How skin tone affects skin care

Many aspects of skin care can be measured by how oily, dry, or sensitive the skin is. However, the skin tone of an individual also plays a part.

Using the Fitzpatrick scale, dermatologists measure skin tone, which lists skin tones from light to dark. Where a person falls on the scale, their risk of sunburn and skin cancer is determined.

For all skin tones, but particularly those with light skin, too much exposure to UV light increases the risk of skin cancer.
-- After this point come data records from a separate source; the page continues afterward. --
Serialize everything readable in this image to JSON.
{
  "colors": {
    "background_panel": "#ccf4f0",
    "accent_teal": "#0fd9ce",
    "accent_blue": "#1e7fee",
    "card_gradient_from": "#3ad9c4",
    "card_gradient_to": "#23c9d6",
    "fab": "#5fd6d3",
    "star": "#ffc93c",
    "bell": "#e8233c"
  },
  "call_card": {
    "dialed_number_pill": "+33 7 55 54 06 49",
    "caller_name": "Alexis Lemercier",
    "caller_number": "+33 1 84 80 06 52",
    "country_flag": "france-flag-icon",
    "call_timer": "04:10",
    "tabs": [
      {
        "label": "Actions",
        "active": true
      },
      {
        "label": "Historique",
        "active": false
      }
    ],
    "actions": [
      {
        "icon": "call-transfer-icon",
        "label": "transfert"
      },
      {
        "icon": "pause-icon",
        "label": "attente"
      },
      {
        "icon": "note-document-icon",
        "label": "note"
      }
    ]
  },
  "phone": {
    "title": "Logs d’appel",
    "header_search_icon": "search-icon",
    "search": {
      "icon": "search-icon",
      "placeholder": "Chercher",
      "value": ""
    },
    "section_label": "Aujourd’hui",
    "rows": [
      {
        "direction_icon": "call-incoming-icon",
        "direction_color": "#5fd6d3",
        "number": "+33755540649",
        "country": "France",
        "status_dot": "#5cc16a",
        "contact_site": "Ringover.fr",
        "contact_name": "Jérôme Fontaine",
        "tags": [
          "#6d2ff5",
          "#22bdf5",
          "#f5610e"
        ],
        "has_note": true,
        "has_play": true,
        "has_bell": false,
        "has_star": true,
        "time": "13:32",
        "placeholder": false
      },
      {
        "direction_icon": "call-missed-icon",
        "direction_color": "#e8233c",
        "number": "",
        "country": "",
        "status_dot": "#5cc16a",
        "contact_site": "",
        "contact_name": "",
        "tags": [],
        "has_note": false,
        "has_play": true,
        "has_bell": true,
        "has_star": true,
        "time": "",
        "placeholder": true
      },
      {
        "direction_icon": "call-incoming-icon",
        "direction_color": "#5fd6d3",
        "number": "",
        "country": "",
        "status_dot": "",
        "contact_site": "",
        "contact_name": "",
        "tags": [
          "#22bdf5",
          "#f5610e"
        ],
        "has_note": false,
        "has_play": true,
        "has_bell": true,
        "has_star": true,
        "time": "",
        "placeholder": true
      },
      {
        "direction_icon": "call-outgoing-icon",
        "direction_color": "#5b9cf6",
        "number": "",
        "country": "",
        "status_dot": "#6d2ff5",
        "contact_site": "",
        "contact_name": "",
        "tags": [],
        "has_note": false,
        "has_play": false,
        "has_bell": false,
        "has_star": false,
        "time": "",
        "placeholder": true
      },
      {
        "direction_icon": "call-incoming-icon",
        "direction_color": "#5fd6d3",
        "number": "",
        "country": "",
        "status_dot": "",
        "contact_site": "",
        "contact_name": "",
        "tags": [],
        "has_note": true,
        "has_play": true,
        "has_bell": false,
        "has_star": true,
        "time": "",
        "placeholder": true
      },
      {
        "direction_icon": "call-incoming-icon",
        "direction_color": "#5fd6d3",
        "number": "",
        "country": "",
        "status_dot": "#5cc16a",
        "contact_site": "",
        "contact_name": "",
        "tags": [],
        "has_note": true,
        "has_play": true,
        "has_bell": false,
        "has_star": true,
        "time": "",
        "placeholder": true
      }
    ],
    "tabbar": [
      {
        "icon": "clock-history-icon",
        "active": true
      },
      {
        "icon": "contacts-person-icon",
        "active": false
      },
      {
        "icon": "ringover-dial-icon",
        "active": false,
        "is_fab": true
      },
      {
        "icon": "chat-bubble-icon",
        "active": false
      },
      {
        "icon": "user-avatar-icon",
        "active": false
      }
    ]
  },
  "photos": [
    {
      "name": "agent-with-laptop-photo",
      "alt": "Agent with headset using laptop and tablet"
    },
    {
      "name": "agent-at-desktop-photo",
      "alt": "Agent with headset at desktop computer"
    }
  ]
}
The following traits are identified by the American Cancer Society as risk factors for UV damage:

  • light skin
  • freckles
  • naturally blond or red hair
  • blue or green eyes

People with lighter skin may wish to use or prevent sun exposure with a higher SPF sunscreen.

Although people with lighter skin are considerably more at risk of developing cancer, people with darker skin are more likely to die of skin cancer because of delays in diagnosis and doctors’ lack of understanding.

As a result, with proper skin care and sunscreen, it is also important that individuals with darker skin protect themselves from UV light.


Skin sensitivity and the amount of sebum it creates can determine the skin type of an individual. By observing how it looks and feels after washing, individuals may find their skin type.

Keeping the skin clean, adequately hydrated, and protected from UV light is essential for all skin types. Heavier moisturizers may be needed for people with dryer skin, while those with oily or combination skin may want to use lighter moisturizers and sunscreens that absorb excess sebum.

Skin tone also affects the way an person looks after their skin. It is important to be mindful of any changes in the appearance of the skin, though individuals should also discuss with a doctor any sudden rashes or moles.